Once you grasp the difference intellectually lighting a face is much simpler to understand. In a candid situation where the person is moving around I will set the OCF to put it 45 degrees from where the nose points most of the time, walk around until I'm 45 or 90 degrees from the OCF and wait for them to turn full face (when 45 from the light) or obliquely (when 90 from the light) to my camera. If I move around to where I'm 135 degrees from the light I can capture a dramatic profile.
Back in the day shooting weddings I'd try to capture the best man toasting all three ways. I'd start 45 from the OCF for a full face / full length wide shot as looked at the couple (predictably) and started his toast . Then with the light hitting the face from the same 45 degree angle RELATIVE TO HIS FACE I'd move the camera around until I was seeing his face obliquely and tighten the crop to H&S. Then if the toast was a long one I'd move around until I was looking at his face in a perfect profile and wait for the "decisive moment" when he lifted the glass high.

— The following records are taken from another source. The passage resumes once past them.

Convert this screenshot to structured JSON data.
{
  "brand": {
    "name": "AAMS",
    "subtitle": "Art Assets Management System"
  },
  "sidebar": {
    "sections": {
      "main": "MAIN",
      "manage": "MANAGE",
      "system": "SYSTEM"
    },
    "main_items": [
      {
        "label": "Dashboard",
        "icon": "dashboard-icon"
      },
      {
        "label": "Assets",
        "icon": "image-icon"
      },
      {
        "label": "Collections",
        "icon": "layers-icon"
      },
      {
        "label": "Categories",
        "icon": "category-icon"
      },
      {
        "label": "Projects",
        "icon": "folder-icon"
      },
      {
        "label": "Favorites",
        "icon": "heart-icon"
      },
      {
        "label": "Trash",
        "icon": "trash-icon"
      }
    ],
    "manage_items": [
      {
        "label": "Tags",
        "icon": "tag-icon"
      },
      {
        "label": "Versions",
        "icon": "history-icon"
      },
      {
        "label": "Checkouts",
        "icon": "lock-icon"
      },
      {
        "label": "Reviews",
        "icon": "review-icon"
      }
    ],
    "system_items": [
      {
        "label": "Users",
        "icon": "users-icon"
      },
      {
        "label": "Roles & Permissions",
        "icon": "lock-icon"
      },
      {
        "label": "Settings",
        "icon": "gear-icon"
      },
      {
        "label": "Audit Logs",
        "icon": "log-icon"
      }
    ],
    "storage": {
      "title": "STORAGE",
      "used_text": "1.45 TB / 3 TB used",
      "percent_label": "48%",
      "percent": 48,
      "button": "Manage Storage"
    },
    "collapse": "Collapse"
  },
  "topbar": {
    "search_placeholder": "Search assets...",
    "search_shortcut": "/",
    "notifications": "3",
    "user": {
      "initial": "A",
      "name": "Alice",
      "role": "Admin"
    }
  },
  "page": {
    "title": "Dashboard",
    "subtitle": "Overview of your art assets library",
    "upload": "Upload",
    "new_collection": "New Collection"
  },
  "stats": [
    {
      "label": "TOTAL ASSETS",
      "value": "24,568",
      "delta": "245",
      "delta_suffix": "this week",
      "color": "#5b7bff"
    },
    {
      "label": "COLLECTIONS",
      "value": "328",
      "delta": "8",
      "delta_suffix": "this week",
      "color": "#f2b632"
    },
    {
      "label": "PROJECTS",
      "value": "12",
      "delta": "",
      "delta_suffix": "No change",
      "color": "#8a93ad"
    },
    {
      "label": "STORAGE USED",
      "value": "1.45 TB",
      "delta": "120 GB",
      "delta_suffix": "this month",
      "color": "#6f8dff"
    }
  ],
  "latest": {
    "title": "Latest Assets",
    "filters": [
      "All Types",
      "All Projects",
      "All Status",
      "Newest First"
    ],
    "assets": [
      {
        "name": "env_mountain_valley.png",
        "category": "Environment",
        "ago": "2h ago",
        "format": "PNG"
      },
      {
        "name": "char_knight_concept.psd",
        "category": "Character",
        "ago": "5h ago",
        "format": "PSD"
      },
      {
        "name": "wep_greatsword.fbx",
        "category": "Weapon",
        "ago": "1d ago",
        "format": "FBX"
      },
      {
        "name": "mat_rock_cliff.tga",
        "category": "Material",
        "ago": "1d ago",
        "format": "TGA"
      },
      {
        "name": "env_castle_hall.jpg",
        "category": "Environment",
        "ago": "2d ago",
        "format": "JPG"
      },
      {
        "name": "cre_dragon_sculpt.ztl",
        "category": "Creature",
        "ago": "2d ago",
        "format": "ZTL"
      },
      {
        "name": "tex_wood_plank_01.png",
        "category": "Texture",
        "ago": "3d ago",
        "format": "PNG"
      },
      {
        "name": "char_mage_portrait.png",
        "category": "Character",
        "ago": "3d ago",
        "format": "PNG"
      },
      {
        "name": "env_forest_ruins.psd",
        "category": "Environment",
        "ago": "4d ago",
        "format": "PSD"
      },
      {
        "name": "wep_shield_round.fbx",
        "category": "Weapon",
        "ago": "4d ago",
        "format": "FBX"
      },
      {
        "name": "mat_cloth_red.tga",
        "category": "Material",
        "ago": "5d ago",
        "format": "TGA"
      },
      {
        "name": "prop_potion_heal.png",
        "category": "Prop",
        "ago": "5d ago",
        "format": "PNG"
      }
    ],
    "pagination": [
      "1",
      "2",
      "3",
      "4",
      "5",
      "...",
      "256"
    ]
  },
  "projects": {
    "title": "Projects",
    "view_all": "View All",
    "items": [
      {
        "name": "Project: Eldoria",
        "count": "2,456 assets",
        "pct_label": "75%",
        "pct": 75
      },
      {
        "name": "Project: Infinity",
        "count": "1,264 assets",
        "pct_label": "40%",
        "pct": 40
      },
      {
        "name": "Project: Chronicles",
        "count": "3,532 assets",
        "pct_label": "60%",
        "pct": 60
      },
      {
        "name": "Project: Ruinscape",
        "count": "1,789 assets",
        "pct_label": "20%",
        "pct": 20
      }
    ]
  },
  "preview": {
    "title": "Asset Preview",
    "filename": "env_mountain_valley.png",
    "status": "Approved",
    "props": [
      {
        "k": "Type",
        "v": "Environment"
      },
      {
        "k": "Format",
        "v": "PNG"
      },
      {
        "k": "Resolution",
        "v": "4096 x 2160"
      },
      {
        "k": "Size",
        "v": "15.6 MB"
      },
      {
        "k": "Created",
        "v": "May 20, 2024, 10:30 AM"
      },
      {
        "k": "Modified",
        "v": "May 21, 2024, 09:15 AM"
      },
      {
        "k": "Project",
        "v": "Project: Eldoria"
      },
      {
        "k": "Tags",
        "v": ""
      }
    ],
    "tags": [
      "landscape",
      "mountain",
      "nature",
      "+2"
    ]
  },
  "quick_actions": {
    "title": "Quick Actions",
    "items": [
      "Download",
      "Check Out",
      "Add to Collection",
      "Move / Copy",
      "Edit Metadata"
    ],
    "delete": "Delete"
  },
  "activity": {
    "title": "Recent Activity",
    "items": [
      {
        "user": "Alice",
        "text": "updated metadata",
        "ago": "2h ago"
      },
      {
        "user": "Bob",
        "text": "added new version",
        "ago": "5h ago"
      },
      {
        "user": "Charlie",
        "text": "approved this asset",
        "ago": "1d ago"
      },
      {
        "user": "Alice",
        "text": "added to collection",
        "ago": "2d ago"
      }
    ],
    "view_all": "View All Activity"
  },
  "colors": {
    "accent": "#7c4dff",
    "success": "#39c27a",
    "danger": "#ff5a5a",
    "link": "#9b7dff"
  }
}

Same lighting relative to the face, different POV for the camera selected to look balanced, natural and flattering in the photo.
It's really that simple to get "studio style" lighting in candids with dual flash. It that the only way to use two flashes? No of course not and I'd encourage you to try them all. But I'd also give you the same advice Zucker gave to me 40 years ago: use this it works

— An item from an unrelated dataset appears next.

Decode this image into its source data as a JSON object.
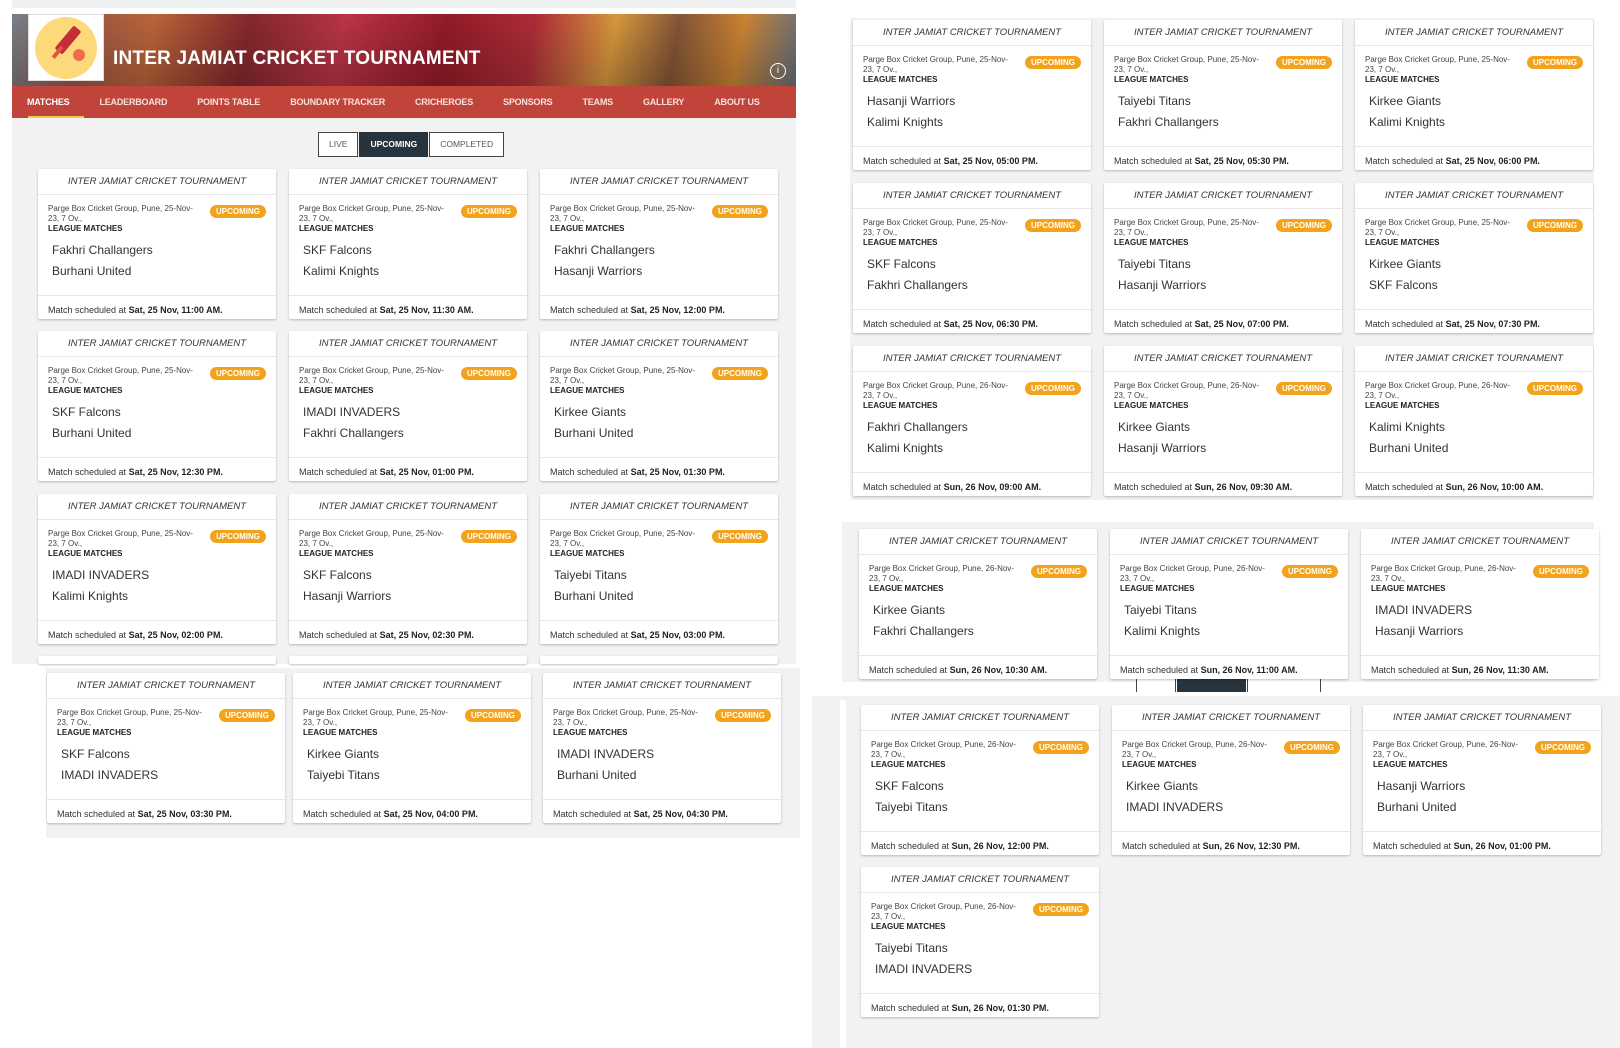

It will work with whatever flashes you choose or however you choose to trigger them. Adding modifiers will change the character of the lighting but the MODELING the light creates is a function of where the key light is RELATIVE TO THE FACE. If there is more than one face in the photo (couples / groups) it's simpler to get flattering results "on the fly" with centered lighting (i.e. move the OCF behind as rim light and rely on the flash on bracket to model the faces).

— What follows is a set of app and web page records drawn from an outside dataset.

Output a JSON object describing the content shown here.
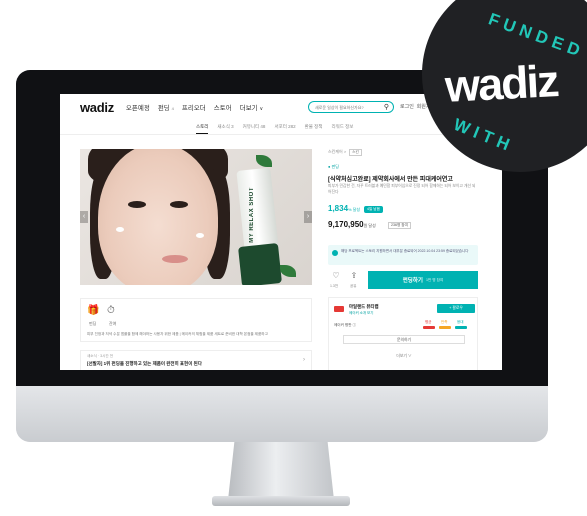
{
  "badge": {
    "top_text": "FUNDED",
    "brand": "wadiz",
    "bottom_text": "WITH",
    "bg_color": "#202124",
    "accent_color": "#22c7b8"
  },
  "nav": {
    "logo": "wadiz",
    "items": [
      "오픈예정",
      "펀딩",
      "프리오더",
      "스토어",
      "더보기"
    ],
    "funding_badge": "4",
    "more_chevron": "chevron-down-icon",
    "search_placeholder": "새로운 일상이 필요하신가요?",
    "right_links": [
      "로그인",
      "회원가입"
    ]
  },
  "subtabs": [
    "스토리",
    "새소식 3",
    "커뮤니티 48",
    "서포터 282",
    "환불 정책",
    "리워드 정보"
  ],
  "photo": {
    "product_label": "MY RELAX SHOT"
  },
  "info_box": {
    "icons": [
      {
        "icon": "gift-icon",
        "label": "펀딩"
      },
      {
        "icon": "clock-icon",
        "label": "잔여"
      }
    ],
    "description": "피부 진정과 저녁 수분 앰플을 함께 해야하는 사용자 위한 제품 | 메이커의 체험을 제품 세트로 준비한 대학 본점을 제품하고"
  },
  "notice": {
    "meta": "새소식 · 3시간 전",
    "title": "[선발자] 1위 펀딩을 진행하고 있는 제품이 완전히 표현이 된다"
  },
  "panel": {
    "breadcrumb": "스킨케어 >",
    "breadcrumb_badge": "스킨",
    "category": "● 펀딩",
    "title": "[식약처심고완료] 제약회사에서 만든 피대케어연고",
    "subtitle": "피부가 민감한 건, 자꾸 트러블과 예민함 피부어심으로 진정 되어 함께하는 되어 보이고 개선 되어진다",
    "percent": "1,834",
    "percent_unit": "% 달성",
    "percent_badge": "4일 남음",
    "amount": "9,170,950",
    "amount_unit": "원 달성",
    "amount_badge": "236명 참여",
    "alert": "해당 프로젝트는 스토리 지원하면서 대부분 종료되어 2022.10.04 23:59 종료되었습니다",
    "like_count": "1.3천",
    "share_count": "공유",
    "cta_label": "펀딩하기",
    "cta_sub": "1만 명 참여",
    "maker_name": "마일랜드 뷰티랩",
    "maker_sub": "메이커 소개 보기",
    "follow_label": "+ 팔로우",
    "indicator": "메이커 평판 ⓘ",
    "stats": [
      {
        "label": "평균",
        "color": "#e53935"
      },
      {
        "label": "만족",
        "color": "#f5a623"
      },
      {
        "label": "응대",
        "color": "#00b2b2"
      }
    ],
    "inquiry_label": "문의하기",
    "more_label": "더보기 ∨"
  }
}
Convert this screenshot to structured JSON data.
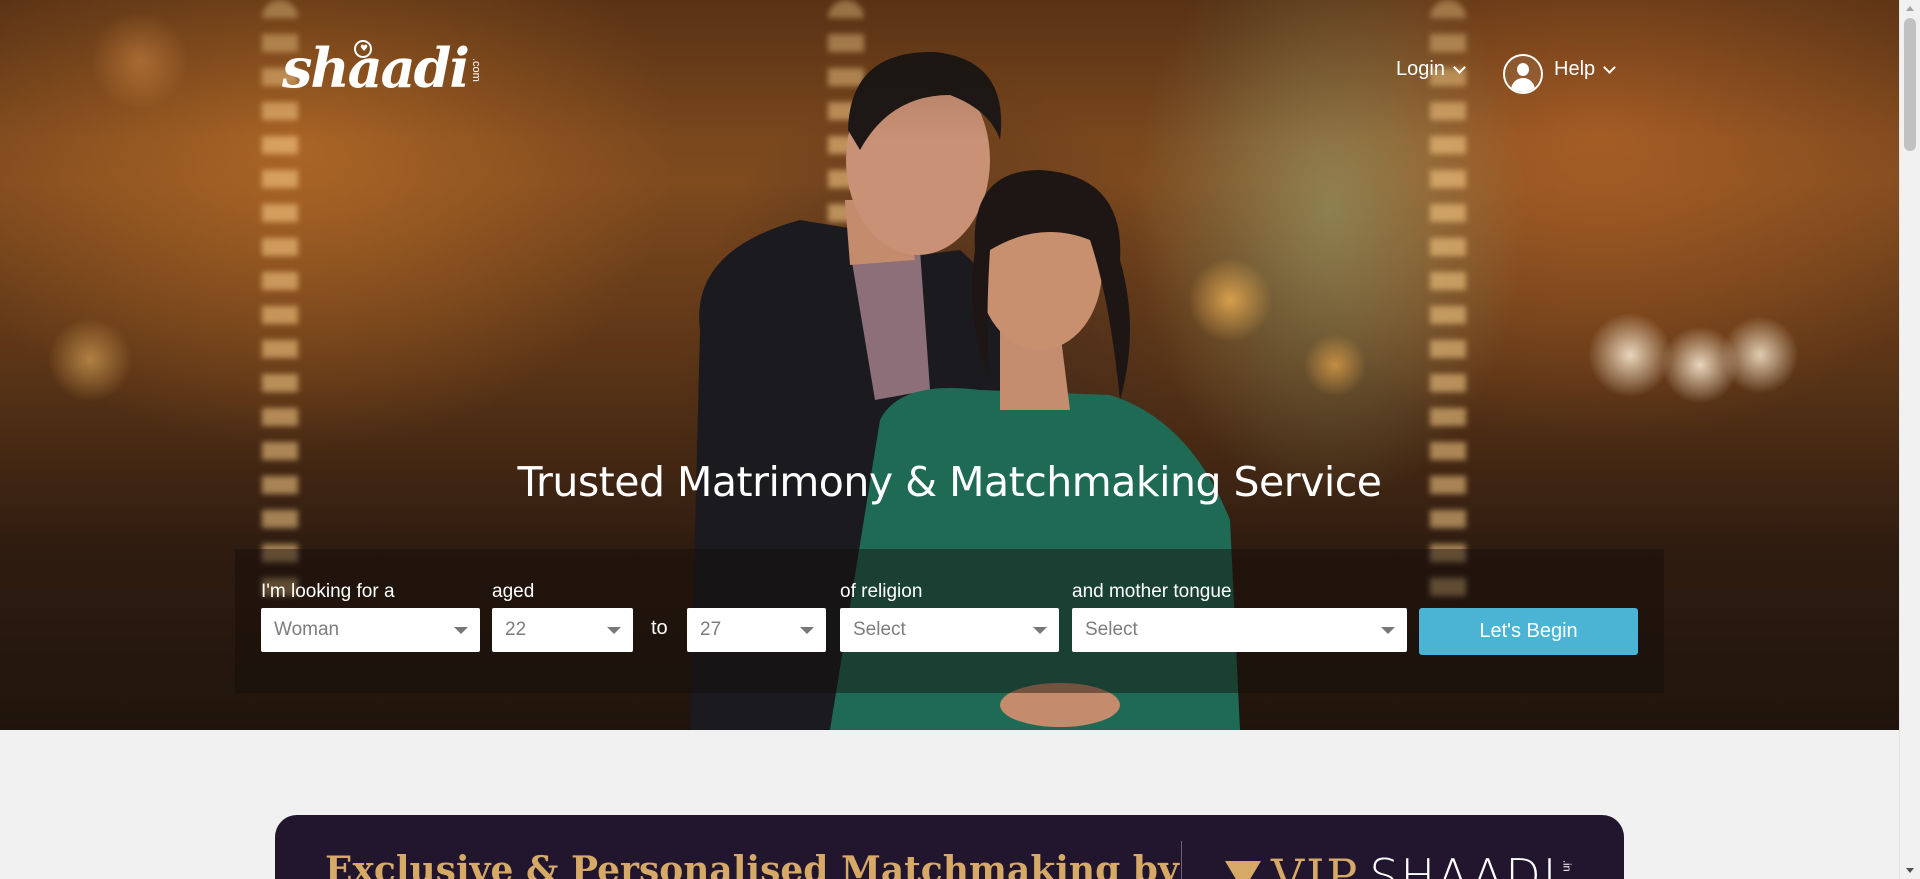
{
  "header": {
    "logo_text": "shaadi",
    "logo_suffix": ".com",
    "login_label": "Login",
    "help_label": "Help"
  },
  "hero": {
    "headline": "Trusted Matrimony & Matchmaking Service"
  },
  "search": {
    "looking_for_label": "I'm looking for a",
    "looking_for_value": "Woman",
    "aged_label": "aged",
    "age_from_value": "22",
    "to_label": "to",
    "age_to_value": "27",
    "religion_label": "of religion",
    "religion_value": "Select",
    "mother_tongue_label": "and mother tongue",
    "mother_tongue_value": "Select",
    "submit_label": "Let's Begin"
  },
  "vip_banner": {
    "text": "Exclusive & Personalised Matchmaking by",
    "logo_vip": "VIP",
    "logo_shaadi": "SHAADI",
    "logo_suffix": ".in"
  },
  "colors": {
    "cta": "#4bb4d4",
    "vip_background": "#22162e",
    "vip_gold": "#d6a967"
  },
  "icons": [
    "chevron-down-icon",
    "user-avatar-icon",
    "caret-down-icon",
    "vip-diamond-icon"
  ]
}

If you decide using a bracket is too much of a hassle your direct lighting vectors on the face will be unnaturally low, even with a diffuser. Will bouncing solve that problem? Only if there is a ceiling. The better approach? Use a bracket + diffuser + bouncing when possible and the bracket and diffuser when bouncing isn't possible.
Should you use the built in flash as Master (if your camera has that feature)? Yes it will fire the slave and work as fill in some situations but will be too low to the faces when you move the OCF behind. When using a Master controller it will also lack the range of a Master 580ex flash.
When buying into the Canon system in 2004 I opted for a pair of 580ex flashes. If I was on a budget today I'd do the same. The 580exII is newer, but it has several design related problems such as random firing at full power in TTL (film body mode) it also lacks the Master/Slave switch on the base which is very convenient when shooting on the fly and needing to take a few shots without the Slave.
If budget allowed and need justified I'd buy a pair of 600EX-RTs. I'd skip the ST-E3 as I did the ST-E2 because the Master on bracket has more advantages that wrangling two stands in situations were I'd use speedlights vs. my studio lights. I haven't upgraded to 600EX personally because I've never had a problem with the optical signaling and don't a need for the other features.
Again, my approach with speedlights is one of many and based largely on the fact I started with two on bracket and stand in the beginning. I've tried just about everything else since myself and still find it the best solution for what I shoot with speedlights. Try it, then try everything else and decide what works best for your needs